---------- DATA FOR THE TASK

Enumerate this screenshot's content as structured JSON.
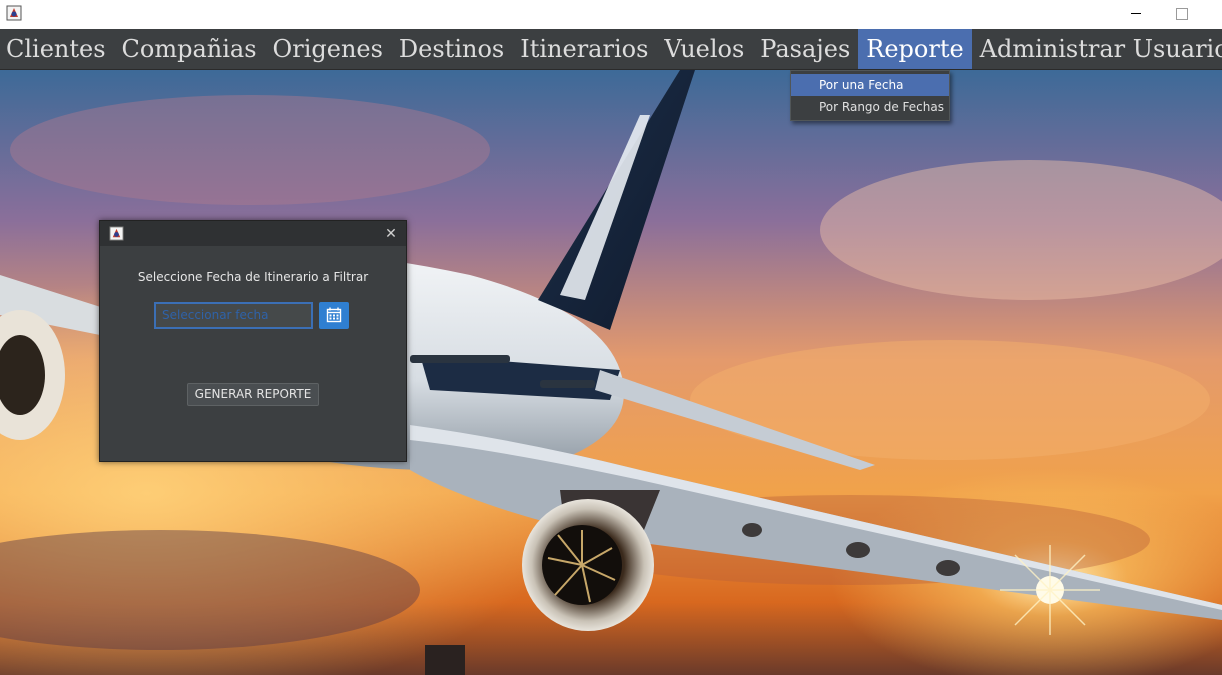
{
  "window": {
    "icon": "java-app-icon",
    "controls": [
      "minimize-icon",
      "maximize-icon"
    ]
  },
  "menubar": {
    "items": [
      {
        "label": "Clientes"
      },
      {
        "label": "Compañias"
      },
      {
        "label": "Origenes"
      },
      {
        "label": "Destinos"
      },
      {
        "label": "Itinerarios"
      },
      {
        "label": "Vuelos"
      },
      {
        "label": "Pasajes"
      },
      {
        "label": "Reporte",
        "active": true
      },
      {
        "label": "Administrar Usuarios"
      }
    ]
  },
  "reporte_menu": {
    "items": [
      {
        "label": "Por una Fecha",
        "selected": true
      },
      {
        "label": "Por Rango de Fechas"
      }
    ]
  },
  "dialog": {
    "icon": "java-app-icon",
    "close_icon": "close-icon",
    "label": "Seleccione Fecha de Itinerario a Filtrar",
    "date_placeholder": "Seleccionar fecha",
    "calendar_icon": "calendar-icon",
    "generate_button": "GENERAR REPORTE"
  },
  "colors": {
    "menubar_bg": "#3c3f41",
    "accent": "#4b6eaf",
    "calendar_button": "#2f7fd1"
  }
}
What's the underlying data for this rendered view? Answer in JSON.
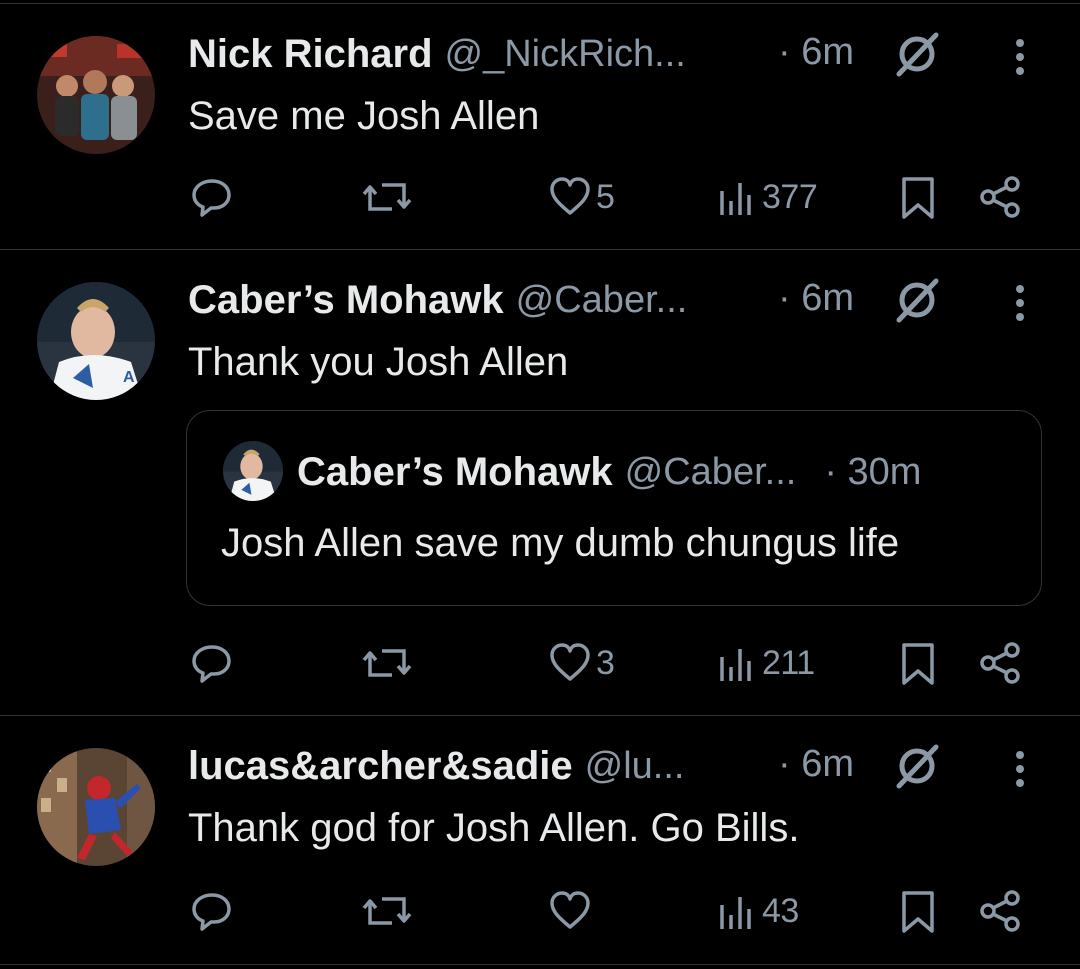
{
  "tweets": [
    {
      "name": "Nick Richard",
      "handle": "@_NickRich...",
      "time": "· 6m",
      "text": "Save me Josh Allen",
      "likes": "5",
      "views": "377"
    },
    {
      "name": "Caber’s Mohawk",
      "handle": "@Caber...",
      "time": "· 6m",
      "text": "Thank you Josh Allen",
      "likes": "3",
      "views": "211",
      "quote": {
        "name": "Caber’s Mohawk",
        "handle": "@Caber...",
        "time": "· 30m",
        "text": "Josh Allen save my dumb chungus life"
      }
    },
    {
      "name": "lucas&archer&sadie",
      "handle": "@lu...",
      "time": "· 6m",
      "text": "Thank god for Josh Allen. Go Bills.",
      "likes": "",
      "views": "43"
    }
  ],
  "colors": {
    "background": "#000000",
    "text": "#e7e9ea",
    "secondary": "#8b98a5",
    "divider": "#2f3336"
  },
  "icons": [
    "reply-icon",
    "retweet-icon",
    "heart-icon",
    "views-icon",
    "bookmark-icon",
    "share-icon",
    "mute-icon",
    "more-icon"
  ]
}
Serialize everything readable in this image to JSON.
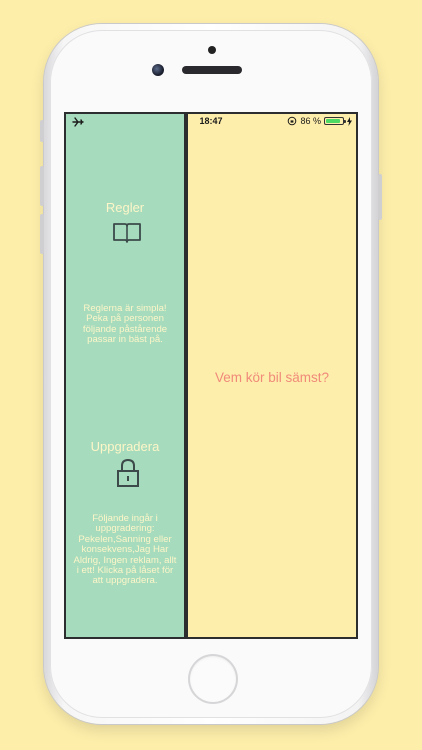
{
  "status_bar": {
    "time": "18:47",
    "battery_text": "86 %",
    "battery_level": 0.86,
    "left_icon": "airplane-icon",
    "right_icons": [
      "rotation-lock-icon",
      "battery-icon",
      "charging-icon"
    ]
  },
  "sidebar": {
    "rules": {
      "title": "Regler",
      "icon": "book-icon",
      "text": "Reglerna är simpla! Peka på personen följande påstårende passar in bäst på."
    },
    "upgrade": {
      "title": "Uppgradera",
      "icon": "lock-icon",
      "text": "Följande ingår i uppgradering: Pekelen,Sanning eller konsekvens,Jag Har Aldrig, Ingen reklam, allt i ett! Klicka på låset för att uppgradera."
    }
  },
  "main": {
    "question": "Vem kör bil sämst?"
  },
  "colors": {
    "background": "#fdeeaa",
    "sidebar": "#a6dbbd",
    "main": "#feeeab",
    "sidebar_text": "#fdf6c8",
    "question_text": "#f08a7a",
    "icon": "#3c4a4a"
  }
}
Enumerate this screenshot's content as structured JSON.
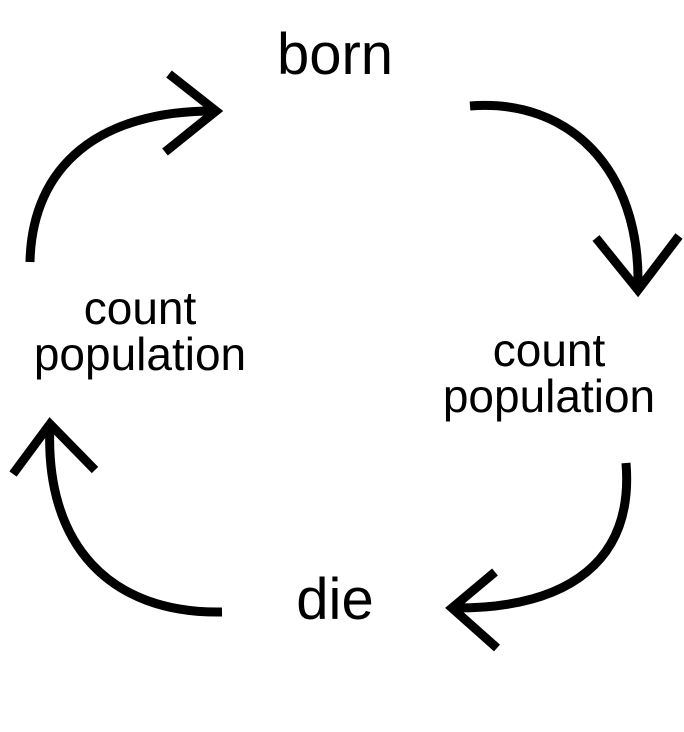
{
  "cycle": {
    "top": "born",
    "right": {
      "line1": "count",
      "line2": "population"
    },
    "bottom": "die",
    "left": {
      "line1": "count",
      "line2": "population"
    }
  },
  "colors": {
    "background": "#ffffff",
    "ink": "#000000"
  },
  "icons": [
    "arrow-born-to-count-icon",
    "arrow-count-to-die-icon",
    "arrow-die-to-count-icon",
    "arrow-count-to-born-icon"
  ]
}
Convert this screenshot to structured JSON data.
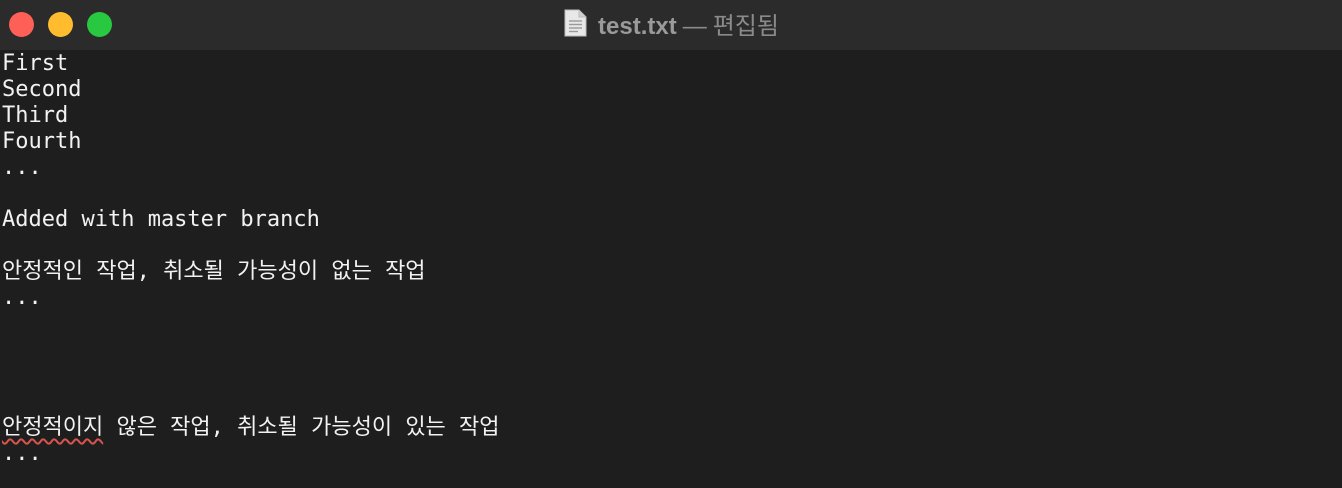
{
  "window": {
    "file_name": "test.txt",
    "separator": "—",
    "status": "편집됨"
  },
  "editor": {
    "lines": [
      "First",
      "Second",
      "Third",
      "Fourth",
      "...",
      "",
      "Added with master branch",
      "",
      "안정적인 작업, 취소될 가능성이 없는 작업",
      "...",
      "",
      "",
      "",
      "",
      "",
      "...",
      ""
    ],
    "line_15_misspelled": "안정적이지",
    "line_15_rest": " 않은 작업, 취소될 가능성이 있는 작업"
  }
}
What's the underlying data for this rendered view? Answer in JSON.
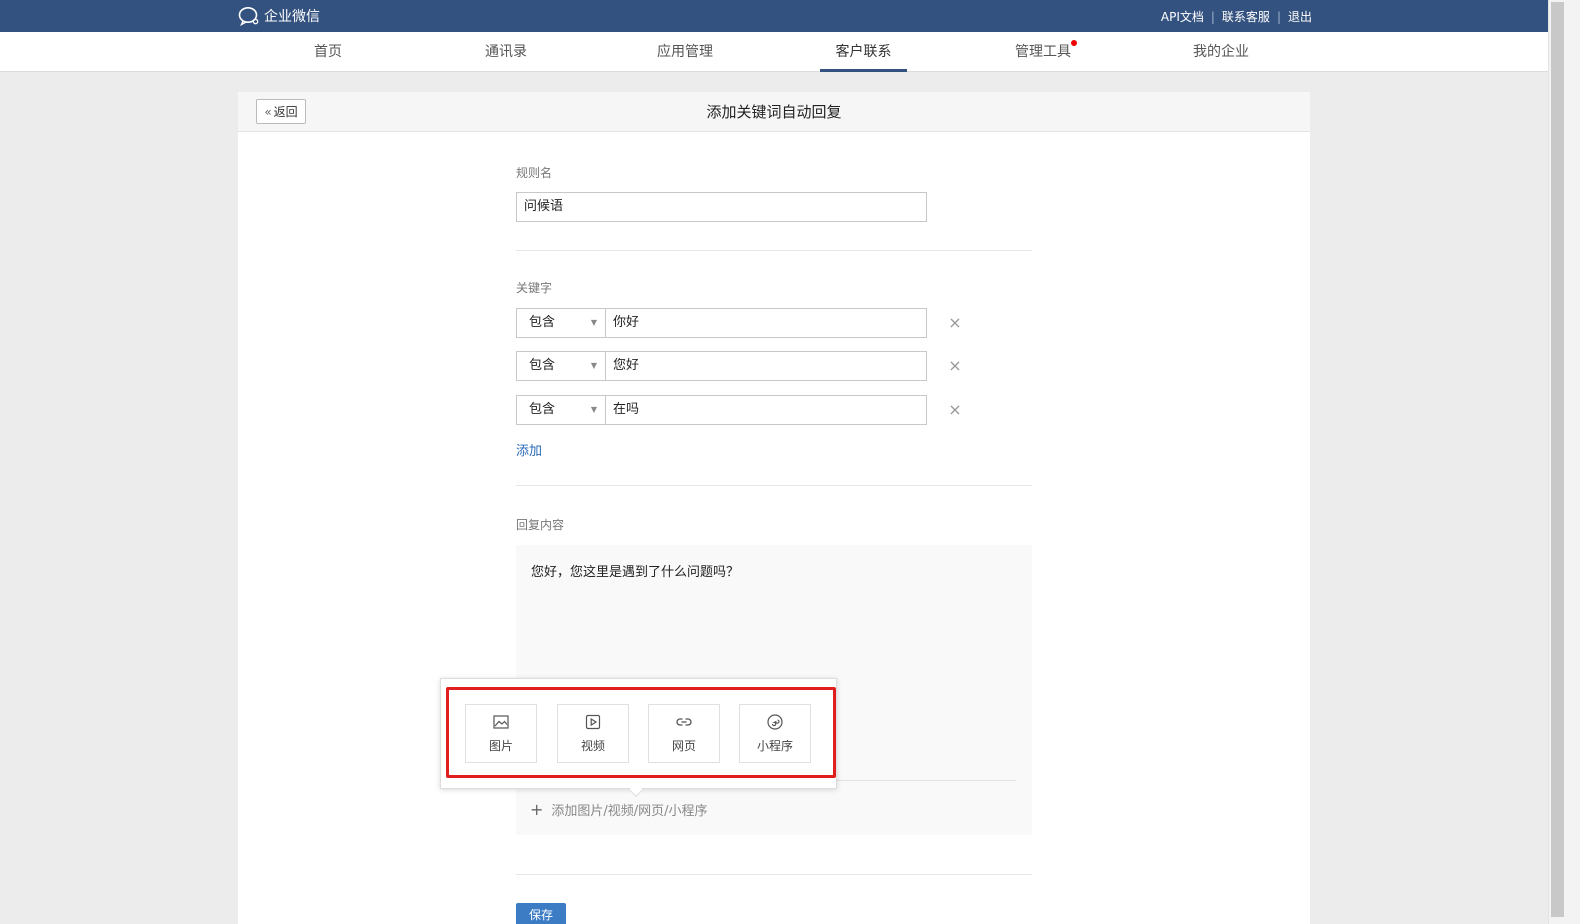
{
  "header": {
    "brand": "企业微信",
    "links": [
      "API文档",
      "联系客服",
      "退出"
    ]
  },
  "nav": {
    "items": [
      {
        "label": "首页"
      },
      {
        "label": "通讯录"
      },
      {
        "label": "应用管理"
      },
      {
        "label": "客户联系",
        "active": true
      },
      {
        "label": "管理工具",
        "has_notification_dot": true
      },
      {
        "label": "我的企业"
      }
    ]
  },
  "page": {
    "back_label": "返回",
    "title": "添加关键词自动回复"
  },
  "form": {
    "rule_name_label": "规则名",
    "rule_name_value": "问候语",
    "keywords_label": "关键字",
    "keywords": [
      {
        "match": "包含",
        "value": "你好"
      },
      {
        "match": "包含",
        "value": "您好"
      },
      {
        "match": "包含",
        "value": "在吗"
      }
    ],
    "add_keyword_label": "添加",
    "reply_label": "回复内容",
    "reply_text": "您好，您这里是遇到了什么问题吗？",
    "attach_label": "添加图片/视频/网页/小程序",
    "save_label": "保存"
  },
  "attach_menu": {
    "items": [
      {
        "label": "图片",
        "icon": "image-icon"
      },
      {
        "label": "视频",
        "icon": "video-icon"
      },
      {
        "label": "网页",
        "icon": "link-icon"
      },
      {
        "label": "小程序",
        "icon": "miniprogram-icon"
      }
    ]
  },
  "colors": {
    "header_bg": "#34527f",
    "link": "#2a6ab8",
    "highlight": "#e01e1e",
    "primary_button": "#3b7cc4"
  }
}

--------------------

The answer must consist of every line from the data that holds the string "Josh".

      "text": "Save me Josh Allen",
      "text": "Thank you Josh Allen",
        "text": "Josh Allen save my dumb chungus life"
      "text": "Thank god for Josh Allen. Go Bills.",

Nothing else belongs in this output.